* **YOUR ASSIGNMENT**
Within the entries below, find every line that has the string "false", then copy it.

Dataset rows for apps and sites
☆ ☆ ☆ ☆

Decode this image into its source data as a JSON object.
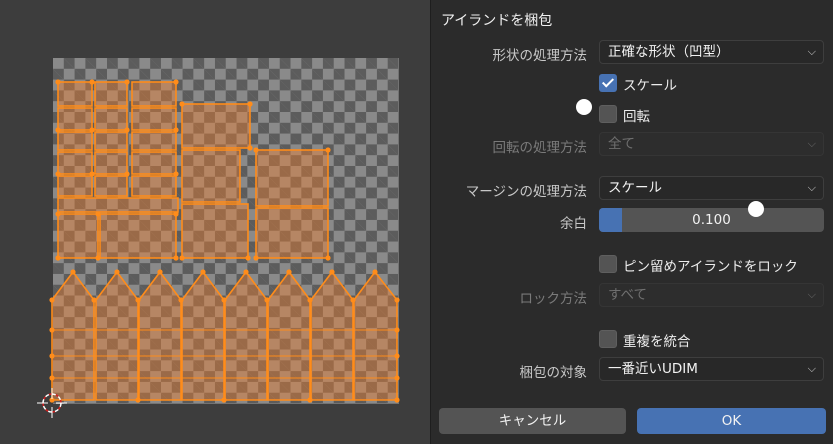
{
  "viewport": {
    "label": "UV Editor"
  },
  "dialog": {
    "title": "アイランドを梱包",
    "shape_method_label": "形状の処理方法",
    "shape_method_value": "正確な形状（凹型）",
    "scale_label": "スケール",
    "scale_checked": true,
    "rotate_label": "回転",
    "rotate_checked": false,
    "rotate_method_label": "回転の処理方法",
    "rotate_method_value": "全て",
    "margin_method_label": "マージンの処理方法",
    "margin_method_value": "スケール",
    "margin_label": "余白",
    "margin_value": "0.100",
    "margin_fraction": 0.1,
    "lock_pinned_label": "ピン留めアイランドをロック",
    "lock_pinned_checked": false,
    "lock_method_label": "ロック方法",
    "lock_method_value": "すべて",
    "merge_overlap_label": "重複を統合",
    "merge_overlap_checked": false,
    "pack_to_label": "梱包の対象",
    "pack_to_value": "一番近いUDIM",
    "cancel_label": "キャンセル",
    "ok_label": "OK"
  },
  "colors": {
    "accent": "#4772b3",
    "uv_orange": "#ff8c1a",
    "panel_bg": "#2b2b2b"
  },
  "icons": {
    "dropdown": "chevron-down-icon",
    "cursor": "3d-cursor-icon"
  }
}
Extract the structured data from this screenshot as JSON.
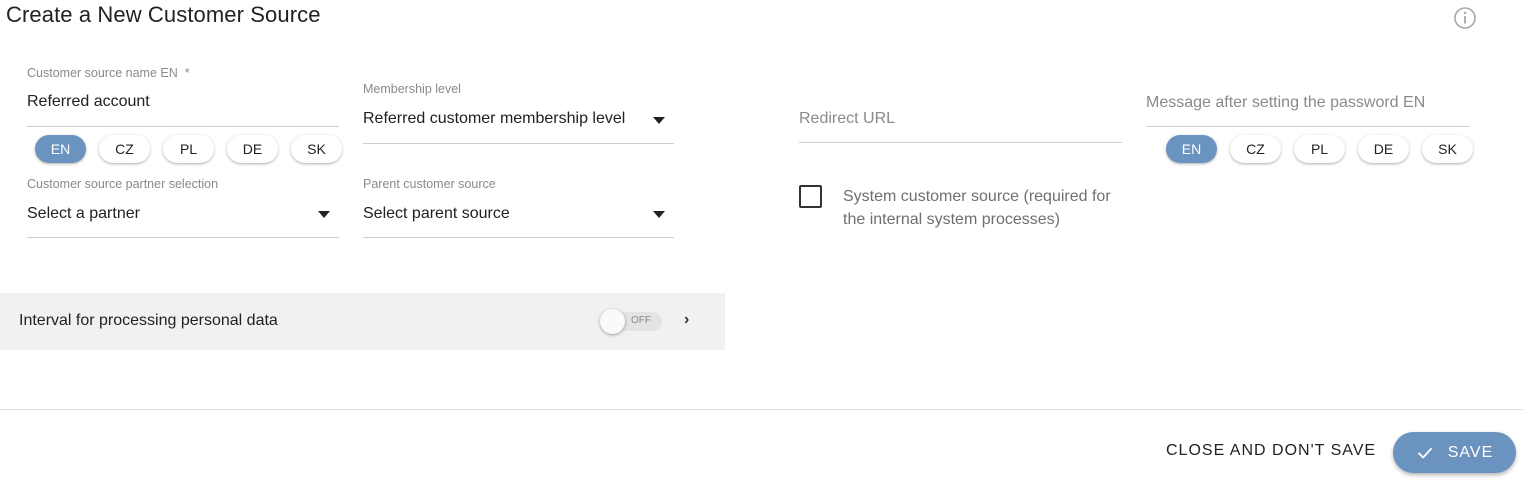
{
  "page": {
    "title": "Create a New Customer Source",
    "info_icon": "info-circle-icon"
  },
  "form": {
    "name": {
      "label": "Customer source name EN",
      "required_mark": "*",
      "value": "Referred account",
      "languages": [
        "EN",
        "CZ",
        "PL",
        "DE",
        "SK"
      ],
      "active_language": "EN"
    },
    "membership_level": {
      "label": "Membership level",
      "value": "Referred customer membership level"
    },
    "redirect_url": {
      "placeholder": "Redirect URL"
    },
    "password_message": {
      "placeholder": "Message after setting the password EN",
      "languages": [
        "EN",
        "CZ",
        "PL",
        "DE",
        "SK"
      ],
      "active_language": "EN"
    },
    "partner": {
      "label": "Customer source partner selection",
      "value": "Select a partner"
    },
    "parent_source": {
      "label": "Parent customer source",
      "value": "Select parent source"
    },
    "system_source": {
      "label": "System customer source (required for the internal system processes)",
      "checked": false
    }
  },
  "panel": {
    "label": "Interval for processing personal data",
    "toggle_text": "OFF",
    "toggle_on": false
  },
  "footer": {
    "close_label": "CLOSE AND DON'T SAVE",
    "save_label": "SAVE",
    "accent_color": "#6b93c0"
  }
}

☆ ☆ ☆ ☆

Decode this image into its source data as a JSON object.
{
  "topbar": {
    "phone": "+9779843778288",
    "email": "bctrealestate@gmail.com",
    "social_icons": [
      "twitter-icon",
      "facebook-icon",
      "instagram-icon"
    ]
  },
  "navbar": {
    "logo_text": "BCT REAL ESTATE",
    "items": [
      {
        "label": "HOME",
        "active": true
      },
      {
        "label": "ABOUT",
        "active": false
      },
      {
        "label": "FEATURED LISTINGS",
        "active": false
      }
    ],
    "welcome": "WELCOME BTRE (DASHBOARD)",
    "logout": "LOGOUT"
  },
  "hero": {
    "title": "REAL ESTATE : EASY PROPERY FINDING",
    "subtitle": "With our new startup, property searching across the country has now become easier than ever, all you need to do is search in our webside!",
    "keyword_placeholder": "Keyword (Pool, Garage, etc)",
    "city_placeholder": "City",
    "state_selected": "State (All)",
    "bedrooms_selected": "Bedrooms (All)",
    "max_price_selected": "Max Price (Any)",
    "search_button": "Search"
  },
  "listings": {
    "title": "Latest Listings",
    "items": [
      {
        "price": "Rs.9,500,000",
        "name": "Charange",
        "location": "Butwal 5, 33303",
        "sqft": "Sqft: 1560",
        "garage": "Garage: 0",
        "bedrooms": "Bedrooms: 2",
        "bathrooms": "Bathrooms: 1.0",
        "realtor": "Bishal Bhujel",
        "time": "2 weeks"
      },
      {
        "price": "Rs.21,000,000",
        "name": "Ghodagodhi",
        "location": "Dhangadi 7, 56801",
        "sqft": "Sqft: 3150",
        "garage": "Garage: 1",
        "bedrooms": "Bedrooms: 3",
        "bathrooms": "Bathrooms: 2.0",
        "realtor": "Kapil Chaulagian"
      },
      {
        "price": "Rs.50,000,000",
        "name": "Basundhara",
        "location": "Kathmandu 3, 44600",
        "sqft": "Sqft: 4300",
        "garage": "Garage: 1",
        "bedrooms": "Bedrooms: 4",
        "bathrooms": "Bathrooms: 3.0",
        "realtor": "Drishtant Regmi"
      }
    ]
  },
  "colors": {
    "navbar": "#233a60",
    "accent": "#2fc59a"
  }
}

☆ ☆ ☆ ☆

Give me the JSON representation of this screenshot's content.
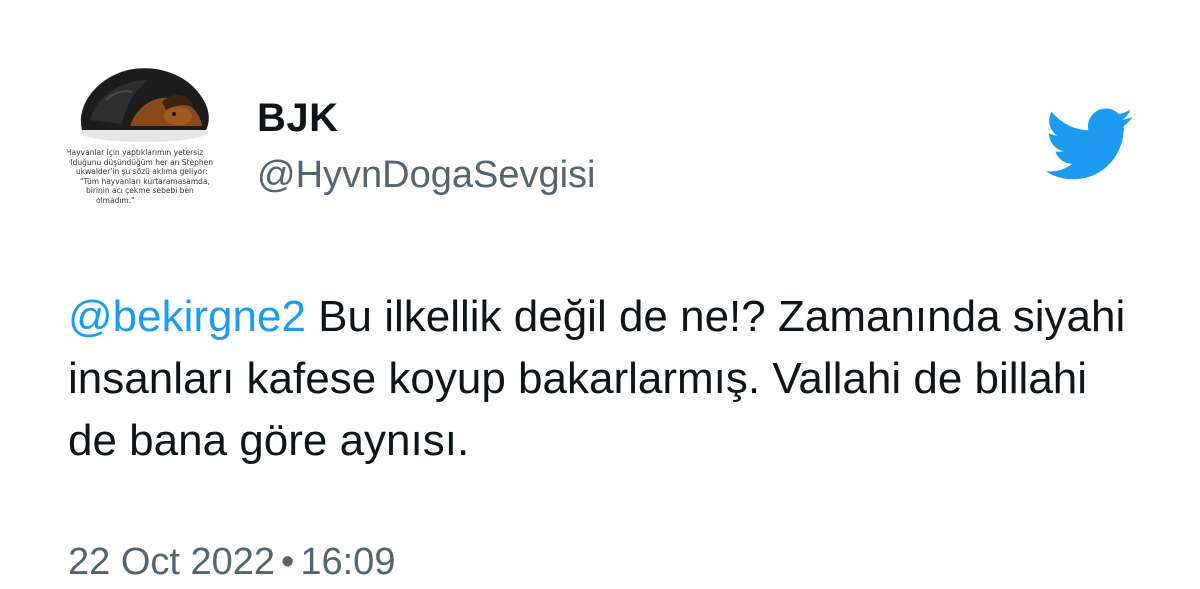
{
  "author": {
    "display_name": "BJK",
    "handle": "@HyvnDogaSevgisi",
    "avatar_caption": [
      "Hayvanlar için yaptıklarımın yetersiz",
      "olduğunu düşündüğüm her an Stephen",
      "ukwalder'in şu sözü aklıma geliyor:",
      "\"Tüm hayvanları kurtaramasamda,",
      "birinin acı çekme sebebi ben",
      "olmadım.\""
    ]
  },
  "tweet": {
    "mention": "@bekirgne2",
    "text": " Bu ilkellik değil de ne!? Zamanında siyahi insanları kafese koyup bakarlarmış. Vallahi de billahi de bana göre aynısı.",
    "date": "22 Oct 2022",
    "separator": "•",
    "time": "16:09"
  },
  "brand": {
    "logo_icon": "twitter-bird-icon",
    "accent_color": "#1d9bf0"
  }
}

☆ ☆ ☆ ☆

* **RESPONSE BELOW**
    "rotate_checked": false,
    "lock_pinned_checked": false,
    "merge_overlap_checked": false,
      "checked": false
    "toggle_on": false
        "active": false
        "active": false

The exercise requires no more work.